Data records for software interfaces:

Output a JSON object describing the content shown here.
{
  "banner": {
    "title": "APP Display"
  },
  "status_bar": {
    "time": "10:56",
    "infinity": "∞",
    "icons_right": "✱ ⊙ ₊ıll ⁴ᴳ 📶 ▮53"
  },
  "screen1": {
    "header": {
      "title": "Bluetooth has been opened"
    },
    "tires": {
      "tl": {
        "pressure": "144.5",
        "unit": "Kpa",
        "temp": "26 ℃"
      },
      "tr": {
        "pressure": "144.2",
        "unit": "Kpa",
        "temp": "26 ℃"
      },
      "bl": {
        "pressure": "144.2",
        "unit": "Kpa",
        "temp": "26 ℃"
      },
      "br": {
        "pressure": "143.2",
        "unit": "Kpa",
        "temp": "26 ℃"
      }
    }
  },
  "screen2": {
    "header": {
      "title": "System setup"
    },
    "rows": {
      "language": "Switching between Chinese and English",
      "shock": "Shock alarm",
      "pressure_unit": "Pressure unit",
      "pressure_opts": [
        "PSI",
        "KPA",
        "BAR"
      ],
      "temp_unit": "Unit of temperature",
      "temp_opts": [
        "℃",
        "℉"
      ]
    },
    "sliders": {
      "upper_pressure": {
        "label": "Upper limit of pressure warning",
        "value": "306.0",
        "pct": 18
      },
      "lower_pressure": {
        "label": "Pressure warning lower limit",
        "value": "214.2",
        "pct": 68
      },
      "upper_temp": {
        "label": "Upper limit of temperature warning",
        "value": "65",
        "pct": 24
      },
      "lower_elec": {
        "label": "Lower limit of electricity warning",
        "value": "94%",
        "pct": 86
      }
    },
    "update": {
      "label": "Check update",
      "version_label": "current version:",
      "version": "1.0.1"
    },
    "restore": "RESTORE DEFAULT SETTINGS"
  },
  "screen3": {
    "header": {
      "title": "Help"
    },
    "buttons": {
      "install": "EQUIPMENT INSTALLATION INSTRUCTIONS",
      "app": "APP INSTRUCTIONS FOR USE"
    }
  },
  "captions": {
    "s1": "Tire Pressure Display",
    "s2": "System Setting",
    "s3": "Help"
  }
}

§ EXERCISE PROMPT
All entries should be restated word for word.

§ OUTPUT FOR THIS TASK
Output a JSON object describing the content shown here.
{
  "banner": {
    "title": "APP Display"
  },
  "status_bar": {
    "time": "10:56",
    "infinity": "∞",
    "icons_right": "✱ ⊙ ₊ıll ⁴ᴳ 📶 ▮53"
  },
  "screen1": {
    "header": {
      "title": "Bluetooth has been opened"
    },
    "tires": {
      "tl": {
        "pressure": "144.5",
        "unit": "Kpa",
        "temp": "26 ℃"
      },
      "tr": {
        "pressure": "144.2",
        "unit": "Kpa",
        "temp": "26 ℃"
      },
      "bl": {
        "pressure": "144.2",
        "unit": "Kpa",
        "temp": "26 ℃"
      },
      "br": {
        "pressure": "143.2",
        "unit": "Kpa",
        "temp": "26 ℃"
      }
    }
  },
  "screen2": {
    "header": {
      "title": "System setup"
    },
    "rows": {
      "language": "Switching between Chinese and English",
      "shock": "Shock alarm",
      "pressure_unit": "Pressure unit",
      "pressure_opts": [
        "PSI",
        "KPA",
        "BAR"
      ],
      "temp_unit": "Unit of temperature",
      "temp_opts": [
        "℃",
        "℉"
      ]
    },
    "sliders": {
      "upper_pressure": {
        "label": "Upper limit of pressure warning",
        "value": "306.0",
        "pct": 18
      },
      "lower_pressure": {
        "label": "Pressure warning lower limit",
        "value": "214.2",
        "pct": 68
      },
      "upper_temp": {
        "label": "Upper limit of temperature warning",
        "value": "65",
        "pct": 24
      },
      "lower_elec": {
        "label": "Lower limit of electricity warning",
        "value": "94%",
        "pct": 86
      }
    },
    "update": {
      "label": "Check update",
      "version_label": "current version:",
      "version": "1.0.1"
    },
    "restore": "RESTORE DEFAULT SETTINGS"
  },
  "screen3": {
    "header": {
      "title": "Help"
    },
    "buttons": {
      "install": "EQUIPMENT INSTALLATION INSTRUCTIONS",
      "app": "APP INSTRUCTIONS FOR USE"
    }
  },
  "captions": {
    "s1": "Tire Pressure Display",
    "s2": "System Setting",
    "s3": "Help"
  }
}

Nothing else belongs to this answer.